WORK TASK
Scan the entries for the word "properties". Every line that has it should be copied.

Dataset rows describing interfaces
═══

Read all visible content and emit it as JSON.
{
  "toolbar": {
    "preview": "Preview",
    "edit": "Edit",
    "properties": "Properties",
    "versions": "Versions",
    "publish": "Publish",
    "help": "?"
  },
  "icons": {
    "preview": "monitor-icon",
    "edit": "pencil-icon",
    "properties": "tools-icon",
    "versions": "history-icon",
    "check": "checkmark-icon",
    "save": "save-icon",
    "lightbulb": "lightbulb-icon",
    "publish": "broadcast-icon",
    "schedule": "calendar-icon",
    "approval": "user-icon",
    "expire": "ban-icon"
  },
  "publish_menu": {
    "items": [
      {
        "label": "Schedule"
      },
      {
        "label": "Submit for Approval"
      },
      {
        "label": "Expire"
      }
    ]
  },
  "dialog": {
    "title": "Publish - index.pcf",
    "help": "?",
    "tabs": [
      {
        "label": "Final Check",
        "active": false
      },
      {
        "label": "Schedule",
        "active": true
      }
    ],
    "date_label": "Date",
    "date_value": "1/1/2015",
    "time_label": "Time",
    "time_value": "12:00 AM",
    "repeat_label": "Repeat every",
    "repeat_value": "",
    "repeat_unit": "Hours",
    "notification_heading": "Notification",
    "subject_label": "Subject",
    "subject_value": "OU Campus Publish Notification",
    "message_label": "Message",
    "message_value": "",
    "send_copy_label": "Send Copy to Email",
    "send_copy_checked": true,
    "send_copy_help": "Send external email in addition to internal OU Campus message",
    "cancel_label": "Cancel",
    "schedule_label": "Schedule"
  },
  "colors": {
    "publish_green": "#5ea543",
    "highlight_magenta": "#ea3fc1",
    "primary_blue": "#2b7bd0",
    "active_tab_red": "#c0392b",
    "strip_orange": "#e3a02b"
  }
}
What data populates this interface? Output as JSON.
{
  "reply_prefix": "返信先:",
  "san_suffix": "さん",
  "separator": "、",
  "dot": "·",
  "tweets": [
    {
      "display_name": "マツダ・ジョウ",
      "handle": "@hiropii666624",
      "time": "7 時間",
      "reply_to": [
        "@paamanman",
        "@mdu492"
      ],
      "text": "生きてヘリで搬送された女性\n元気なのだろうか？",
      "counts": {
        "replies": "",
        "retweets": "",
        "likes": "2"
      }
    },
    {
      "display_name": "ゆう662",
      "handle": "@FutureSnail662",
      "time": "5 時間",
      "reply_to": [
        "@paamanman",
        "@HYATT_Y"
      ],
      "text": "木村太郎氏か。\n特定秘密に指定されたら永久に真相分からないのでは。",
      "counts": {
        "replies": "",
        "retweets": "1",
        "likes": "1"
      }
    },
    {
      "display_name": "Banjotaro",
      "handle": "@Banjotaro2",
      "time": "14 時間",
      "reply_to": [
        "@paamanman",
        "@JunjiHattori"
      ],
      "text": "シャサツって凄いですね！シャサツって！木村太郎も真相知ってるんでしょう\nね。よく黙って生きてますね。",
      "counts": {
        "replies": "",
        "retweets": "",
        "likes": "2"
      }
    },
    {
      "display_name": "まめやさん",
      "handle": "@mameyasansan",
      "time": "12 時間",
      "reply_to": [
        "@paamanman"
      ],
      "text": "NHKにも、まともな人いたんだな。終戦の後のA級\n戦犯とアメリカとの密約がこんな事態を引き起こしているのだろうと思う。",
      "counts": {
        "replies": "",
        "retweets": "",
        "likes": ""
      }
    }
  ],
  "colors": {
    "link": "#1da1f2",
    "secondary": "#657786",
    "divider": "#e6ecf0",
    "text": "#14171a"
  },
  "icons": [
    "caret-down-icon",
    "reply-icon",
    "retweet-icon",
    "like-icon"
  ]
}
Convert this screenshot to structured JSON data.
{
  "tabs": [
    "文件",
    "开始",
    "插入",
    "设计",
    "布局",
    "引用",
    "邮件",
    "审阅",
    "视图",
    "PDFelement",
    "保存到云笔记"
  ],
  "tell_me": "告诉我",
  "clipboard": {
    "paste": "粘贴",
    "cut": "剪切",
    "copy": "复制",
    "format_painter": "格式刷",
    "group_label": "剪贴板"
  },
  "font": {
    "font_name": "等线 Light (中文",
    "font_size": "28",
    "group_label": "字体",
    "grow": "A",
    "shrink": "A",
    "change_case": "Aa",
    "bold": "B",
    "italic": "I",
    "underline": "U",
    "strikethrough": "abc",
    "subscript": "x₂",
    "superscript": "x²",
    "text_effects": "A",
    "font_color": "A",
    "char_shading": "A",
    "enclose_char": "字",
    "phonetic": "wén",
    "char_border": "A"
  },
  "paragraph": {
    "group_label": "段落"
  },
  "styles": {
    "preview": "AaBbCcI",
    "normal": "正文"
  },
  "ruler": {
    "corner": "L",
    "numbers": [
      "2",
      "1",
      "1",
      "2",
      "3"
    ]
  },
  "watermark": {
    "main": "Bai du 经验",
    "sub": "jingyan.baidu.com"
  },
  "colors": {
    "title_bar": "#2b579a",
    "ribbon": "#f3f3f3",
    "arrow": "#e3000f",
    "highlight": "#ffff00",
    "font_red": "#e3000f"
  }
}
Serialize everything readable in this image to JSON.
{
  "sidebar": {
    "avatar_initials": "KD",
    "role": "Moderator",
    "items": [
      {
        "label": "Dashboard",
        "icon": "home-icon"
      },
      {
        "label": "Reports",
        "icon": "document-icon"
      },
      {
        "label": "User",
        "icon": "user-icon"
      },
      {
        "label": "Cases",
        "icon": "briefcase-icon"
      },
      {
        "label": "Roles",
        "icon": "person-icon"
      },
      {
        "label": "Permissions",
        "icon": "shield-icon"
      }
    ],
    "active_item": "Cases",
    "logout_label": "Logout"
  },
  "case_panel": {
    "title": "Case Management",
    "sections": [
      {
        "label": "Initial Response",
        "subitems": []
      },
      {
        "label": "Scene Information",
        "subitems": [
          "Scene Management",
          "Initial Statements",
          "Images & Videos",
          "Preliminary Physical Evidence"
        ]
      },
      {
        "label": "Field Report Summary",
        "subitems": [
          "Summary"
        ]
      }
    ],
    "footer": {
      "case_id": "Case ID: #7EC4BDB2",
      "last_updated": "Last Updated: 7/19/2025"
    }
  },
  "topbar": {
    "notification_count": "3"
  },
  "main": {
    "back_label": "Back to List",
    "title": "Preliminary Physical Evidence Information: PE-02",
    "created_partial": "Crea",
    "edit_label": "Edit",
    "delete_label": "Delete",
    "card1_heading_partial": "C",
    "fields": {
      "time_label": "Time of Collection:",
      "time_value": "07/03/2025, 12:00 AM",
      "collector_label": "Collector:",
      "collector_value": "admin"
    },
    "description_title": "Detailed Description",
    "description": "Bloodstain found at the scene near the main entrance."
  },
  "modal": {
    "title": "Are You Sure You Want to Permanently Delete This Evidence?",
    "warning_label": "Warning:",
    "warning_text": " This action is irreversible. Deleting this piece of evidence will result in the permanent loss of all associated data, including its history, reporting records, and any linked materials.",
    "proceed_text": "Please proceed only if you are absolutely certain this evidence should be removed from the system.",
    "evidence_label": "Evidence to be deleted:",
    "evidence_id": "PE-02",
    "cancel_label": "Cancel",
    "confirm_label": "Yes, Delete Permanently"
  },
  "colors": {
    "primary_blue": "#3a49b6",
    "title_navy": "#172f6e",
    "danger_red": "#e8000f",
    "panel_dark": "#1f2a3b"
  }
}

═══

ANSWER FOR THIS EXERCISE
    "properties": "Properties",
    "properties": "tools-icon",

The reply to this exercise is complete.